» What the task requires
The response should consist of the records that follow, printed exactly.

(Web page and app entries)
+ + + + +

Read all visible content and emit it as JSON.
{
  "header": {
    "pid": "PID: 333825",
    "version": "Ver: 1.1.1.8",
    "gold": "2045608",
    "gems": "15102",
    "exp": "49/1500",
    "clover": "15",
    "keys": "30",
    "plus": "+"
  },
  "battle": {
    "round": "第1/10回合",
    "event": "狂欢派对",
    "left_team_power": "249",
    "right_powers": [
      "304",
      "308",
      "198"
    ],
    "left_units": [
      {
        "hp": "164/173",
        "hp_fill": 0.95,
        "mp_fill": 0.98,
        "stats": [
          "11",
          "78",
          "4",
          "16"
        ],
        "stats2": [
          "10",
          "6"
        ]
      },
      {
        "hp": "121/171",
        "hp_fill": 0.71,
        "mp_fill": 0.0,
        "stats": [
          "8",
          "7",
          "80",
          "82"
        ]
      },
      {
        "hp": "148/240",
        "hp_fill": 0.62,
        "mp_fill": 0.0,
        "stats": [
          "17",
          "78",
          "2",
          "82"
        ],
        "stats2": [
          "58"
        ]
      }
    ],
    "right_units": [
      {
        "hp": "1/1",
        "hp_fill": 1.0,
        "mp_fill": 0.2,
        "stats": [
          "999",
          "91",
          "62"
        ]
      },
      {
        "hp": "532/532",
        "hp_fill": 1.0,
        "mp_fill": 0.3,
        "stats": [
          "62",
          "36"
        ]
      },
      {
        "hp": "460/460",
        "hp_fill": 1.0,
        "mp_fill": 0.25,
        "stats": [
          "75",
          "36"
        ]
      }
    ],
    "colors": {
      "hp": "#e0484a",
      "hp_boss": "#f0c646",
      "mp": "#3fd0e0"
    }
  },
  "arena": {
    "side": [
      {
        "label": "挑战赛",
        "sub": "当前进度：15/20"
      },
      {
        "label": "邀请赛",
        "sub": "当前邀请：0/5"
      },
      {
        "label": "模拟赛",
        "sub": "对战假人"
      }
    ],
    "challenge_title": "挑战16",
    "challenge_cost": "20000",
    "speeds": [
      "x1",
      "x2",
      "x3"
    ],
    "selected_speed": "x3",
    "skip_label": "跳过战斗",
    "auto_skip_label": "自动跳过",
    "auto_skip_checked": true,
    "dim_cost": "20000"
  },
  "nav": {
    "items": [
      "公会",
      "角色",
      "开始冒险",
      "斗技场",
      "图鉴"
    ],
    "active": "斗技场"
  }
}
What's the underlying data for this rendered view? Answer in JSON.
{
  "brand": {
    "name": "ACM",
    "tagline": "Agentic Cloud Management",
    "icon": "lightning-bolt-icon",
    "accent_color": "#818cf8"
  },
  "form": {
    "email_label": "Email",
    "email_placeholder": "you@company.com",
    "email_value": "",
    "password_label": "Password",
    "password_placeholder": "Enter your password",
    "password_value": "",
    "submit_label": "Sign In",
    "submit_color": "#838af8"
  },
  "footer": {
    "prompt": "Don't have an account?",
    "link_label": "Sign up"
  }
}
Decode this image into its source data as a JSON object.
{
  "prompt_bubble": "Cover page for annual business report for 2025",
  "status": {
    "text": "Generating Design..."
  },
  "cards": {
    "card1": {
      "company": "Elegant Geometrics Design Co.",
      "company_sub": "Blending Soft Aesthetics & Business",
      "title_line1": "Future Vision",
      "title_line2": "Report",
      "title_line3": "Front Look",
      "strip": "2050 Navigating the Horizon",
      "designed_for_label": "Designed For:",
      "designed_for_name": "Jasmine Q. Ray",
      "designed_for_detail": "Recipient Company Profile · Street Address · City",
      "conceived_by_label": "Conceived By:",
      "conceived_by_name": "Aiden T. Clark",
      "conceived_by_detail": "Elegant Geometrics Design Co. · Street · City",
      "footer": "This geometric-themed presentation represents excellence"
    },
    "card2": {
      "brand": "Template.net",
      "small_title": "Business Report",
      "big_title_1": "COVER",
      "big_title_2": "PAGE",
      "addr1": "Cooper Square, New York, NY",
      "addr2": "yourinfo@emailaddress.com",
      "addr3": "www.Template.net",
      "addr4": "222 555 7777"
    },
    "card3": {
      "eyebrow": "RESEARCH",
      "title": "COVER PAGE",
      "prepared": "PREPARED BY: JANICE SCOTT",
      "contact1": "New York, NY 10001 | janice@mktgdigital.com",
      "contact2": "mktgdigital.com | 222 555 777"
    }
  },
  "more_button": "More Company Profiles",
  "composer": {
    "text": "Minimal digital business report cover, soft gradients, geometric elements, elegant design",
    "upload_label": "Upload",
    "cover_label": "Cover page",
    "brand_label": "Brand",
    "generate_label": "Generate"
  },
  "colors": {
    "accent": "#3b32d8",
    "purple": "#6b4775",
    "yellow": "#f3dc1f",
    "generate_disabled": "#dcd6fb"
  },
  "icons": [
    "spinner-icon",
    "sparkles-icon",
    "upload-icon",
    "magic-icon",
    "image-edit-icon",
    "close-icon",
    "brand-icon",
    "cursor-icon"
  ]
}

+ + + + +

» Solution for this problem
Read all visible content and emit it as JSON.
{
  "header": {
    "pid": "PID: 333825",
    "version": "Ver: 1.1.1.8",
    "gold": "2045608",
    "gems": "15102",
    "exp": "49/1500",
    "clover": "15",
    "keys": "30",
    "plus": "+"
  },
  "battle": {
    "round": "第1/10回合",
    "event": "狂欢派对",
    "left_team_power": "249",
    "right_powers": [
      "304",
      "308",
      "198"
    ],
    "left_units": [
      {
        "hp": "164/173",
        "hp_fill": 0.95,
        "mp_fill": 0.98,
        "stats": [
          "11",
          "78",
          "4",
          "16"
        ],
        "stats2": [
          "10",
          "6"
        ]
      },
      {
        "hp": "121/171",
        "hp_fill": 0.71,
        "mp_fill": 0.0,
        "stats": [
          "8",
          "7",
          "80",
          "82"
        ]
      },
      {
        "hp": "148/240",
        "hp_fill": 0.62,
        "mp_fill": 0.0,
        "stats": [
          "17",
          "78",
          "2",
          "82"
        ],
        "stats2": [
          "58"
        ]
      }
    ],
    "right_units": [
      {
        "hp": "1/1",
        "hp_fill": 1.0,
        "mp_fill": 0.2,
        "stats": [
          "999",
          "91",
          "62"
        ]
      },
      {
        "hp": "532/532",
        "hp_fill": 1.0,
        "mp_fill": 0.3,
        "stats": [
          "62",
          "36"
        ]
      },
      {
        "hp": "460/460",
        "hp_fill": 1.0,
        "mp_fill": 0.25,
        "stats": [
          "75",
          "36"
        ]
      }
    ],
    "colors": {
      "hp": "#e0484a",
      "hp_boss": "#f0c646",
      "mp": "#3fd0e0"
    }
  },
  "arena": {
    "side": [
      {
        "label": "挑战赛",
        "sub": "当前进度：15/20"
      },
      {
        "label": "邀请赛",
        "sub": "当前邀请：0/5"
      },
      {
        "label": "模拟赛",
        "sub": "对战假人"
      }
    ],
    "challenge_title": "挑战16",
    "challenge_cost": "20000",
    "speeds": [
      "x1",
      "x2",
      "x3"
    ],
    "selected_speed": "x3",
    "skip_label": "跳过战斗",
    "auto_skip_label": "自动跳过",
    "auto_skip_checked": true,
    "dim_cost": "20000"
  },
  "nav": {
    "items": [
      "公会",
      "角色",
      "开始冒险",
      "斗技场",
      "图鉴"
    ],
    "active": "斗技场"
  }
}
What's the underlying data for this rendered view? Answer in JSON.
{
  "brand": {
    "name": "ACM",
    "tagline": "Agentic Cloud Management",
    "icon": "lightning-bolt-icon",
    "accent_color": "#818cf8"
  },
  "form": {
    "email_label": "Email",
    "email_placeholder": "you@company.com",
    "email_value": "",
    "password_label": "Password",
    "password_placeholder": "Enter your password",
    "password_value": "",
    "submit_label": "Sign In",
    "submit_color": "#838af8"
  },
  "footer": {
    "prompt": "Don't have an account?",
    "link_label": "Sign up"
  }
}
Decode this image into its source data as a JSON object.
{
  "prompt_bubble": "Cover page for annual business report for 2025",
  "status": {
    "text": "Generating Design..."
  },
  "cards": {
    "card1": {
      "company": "Elegant Geometrics Design Co.",
      "company_sub": "Blending Soft Aesthetics & Business",
      "title_line1": "Future Vision",
      "title_line2": "Report",
      "title_line3": "Front Look",
      "strip": "2050 Navigating the Horizon",
      "designed_for_label": "Designed For:",
      "designed_for_name": "Jasmine Q. Ray",
      "designed_for_detail": "Recipient Company Profile · Street Address · City",
      "conceived_by_label": "Conceived By:",
      "conceived_by_name": "Aiden T. Clark",
      "conceived_by_detail": "Elegant Geometrics Design Co. · Street · City",
      "footer": "This geometric-themed presentation represents excellence"
    },
    "card2": {
      "brand": "Template.net",
      "small_title": "Business Report",
      "big_title_1": "COVER",
      "big_title_2": "PAGE",
      "addr1": "Cooper Square, New York, NY",
      "addr2": "yourinfo@emailaddress.com",
      "addr3": "www.Template.net",
      "addr4": "222 555 7777"
    },
    "card3": {
      "eyebrow": "RESEARCH",
      "title": "COVER PAGE",
      "prepared": "PREPARED BY: JANICE SCOTT",
      "contact1": "New York, NY 10001 | janice@mktgdigital.com",
      "contact2": "mktgdigital.com | 222 555 777"
    }
  },
  "more_button": "More Company Profiles",
  "composer": {
    "text": "Minimal digital business report cover, soft gradients, geometric elements, elegant design",
    "upload_label": "Upload",
    "cover_label": "Cover page",
    "brand_label": "Brand",
    "generate_label": "Generate"
  },
  "colors": {
    "accent": "#3b32d8",
    "purple": "#6b4775",
    "yellow": "#f3dc1f",
    "generate_disabled": "#dcd6fb"
  },
  "icons": [
    "spinner-icon",
    "sparkles-icon",
    "upload-icon",
    "magic-icon",
    "image-edit-icon",
    "close-icon",
    "brand-icon",
    "cursor-icon"
  ]
}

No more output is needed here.